Balsamic vinegar contains a high amount of acetic acid, which prevents bacteria from growing. This means you may store it forever without any problems with it going bad. So, no, it does not go bad if unopened.
However, the freshness of the vinegar depends on how you store it and how often the bottle is opened. If unopened, store-bought balsamic vinegar can last forever, although, after around 3 to 5 years, it will lose its original quality.
Some more expensive varieties can last up to 25 years without losing taste.
Can Balsamic Vinegar Make You Sick?
Yes, some balsamic vinegar can cause health problems, although the benefits of it appear to outweigh the negatives.
For example, it can help lower cholesterol, improve blood circulation, make your skin clearer, helps with digestion, and is safe for those with diabetes.
Consuming raw balsamic vinegar may cause a few health problems, such as:
- An inflamed throat, which is caused by the vinegar damaging your oesophagus

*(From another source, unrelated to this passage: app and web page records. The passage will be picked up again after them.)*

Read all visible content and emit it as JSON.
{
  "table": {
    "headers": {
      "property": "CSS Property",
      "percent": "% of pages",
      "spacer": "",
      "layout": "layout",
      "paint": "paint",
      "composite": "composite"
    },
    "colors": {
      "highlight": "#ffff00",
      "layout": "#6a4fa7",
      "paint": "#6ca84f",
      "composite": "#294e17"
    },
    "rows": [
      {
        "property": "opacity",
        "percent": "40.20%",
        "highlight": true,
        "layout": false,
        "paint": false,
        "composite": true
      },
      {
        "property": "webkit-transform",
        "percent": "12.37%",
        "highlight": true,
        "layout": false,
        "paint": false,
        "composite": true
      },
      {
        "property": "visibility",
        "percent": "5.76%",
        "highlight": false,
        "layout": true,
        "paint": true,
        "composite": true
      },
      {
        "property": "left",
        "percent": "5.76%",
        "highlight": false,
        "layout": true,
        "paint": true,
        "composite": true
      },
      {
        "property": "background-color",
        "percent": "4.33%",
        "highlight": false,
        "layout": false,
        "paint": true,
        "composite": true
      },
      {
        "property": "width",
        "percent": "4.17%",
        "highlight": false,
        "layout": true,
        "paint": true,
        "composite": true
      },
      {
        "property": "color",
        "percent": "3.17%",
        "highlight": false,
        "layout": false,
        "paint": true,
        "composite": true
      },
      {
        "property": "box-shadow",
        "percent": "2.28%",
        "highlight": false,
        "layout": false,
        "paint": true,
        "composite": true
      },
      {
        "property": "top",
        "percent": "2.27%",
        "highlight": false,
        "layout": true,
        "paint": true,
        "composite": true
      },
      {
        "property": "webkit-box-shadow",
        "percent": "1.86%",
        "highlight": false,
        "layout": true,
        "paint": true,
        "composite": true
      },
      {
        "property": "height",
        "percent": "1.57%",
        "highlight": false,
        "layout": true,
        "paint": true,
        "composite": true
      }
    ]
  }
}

- Stomach pain, which is caused by the vinegar damaging your stomach’s lining
- Gastric issues
If you notice any of these problems after consuming balsamic vinegar, you should immediately stop using it and potentially speak to a doctor.
How to Store Balsamic Vinegar Once Opened
There are several steps to follow to keep balsamic vinegar fresh once opened. You should:
- Ensure the bottle is tightly sealed and replace the lid if necessary.
- Keep it in a cool, dark place, with a regular temperature between 15C to 25C (59F to 78F). However, if the temperature exceeds that slightly, it will still be safe to eat.
- Keep it in a dark bottle, as light can affect the quality of the vinegar, although this isn’t a necessity.
- Avoid putting it in the refrigerator. Though this will keep it cool for salads, the temperature may change its flavor. Additionally, condensation can cause the vinegar to become diluted.
Why Does My Balsamic Vinegar Have Chunks In It?
Like other foods, sometimes balsamic vinegar will become chunky. This is known as a “vinegar mother,” a bacteria colony that sits on top of the liquid. These bacteria consume alcoholic liquids, and it is caused by incomplete fermentation when the vinegar was created.
However, unlike other products, this bacteria is completely harmless and can be safely consumed without health problems. Try straining it with a coffee filter or paper towel if you want to take it out.
Additionally, removing the vinegar mother and adding white wine to it will allow you to create your own vinegar.
Is Balsamic Vinegar Supposed to Be Thick?
The type of balsamic vinegar purchased can affect its texture.
In particular, a balsamic glaze is thicker than regular vinegar and is often used for drizzling over food. Older and concentrated vinegar may be thicker.
It is perfectly safe for consumption.
What Color Should Balsamic Vinegar Be?
There are two main types of balsamic vinegar – white and dark.
White balsamic vinegar, as the name indicates, should be clear. However, oxidation may cause it to become a darker or amber color.
Dark balsamic vinegar should be a dark brown color.
To Sum Up
Balsamic vinegar is a condiment with numerous health benefits. It can provide a delicious touch of acidity or sweetness to a dish.
Since its natural qualities prevent harmful bacteria from forming, it can essentially be stored indefinitely.
However, some signs indicate that its quality has deteriorated and will no longer taste as good.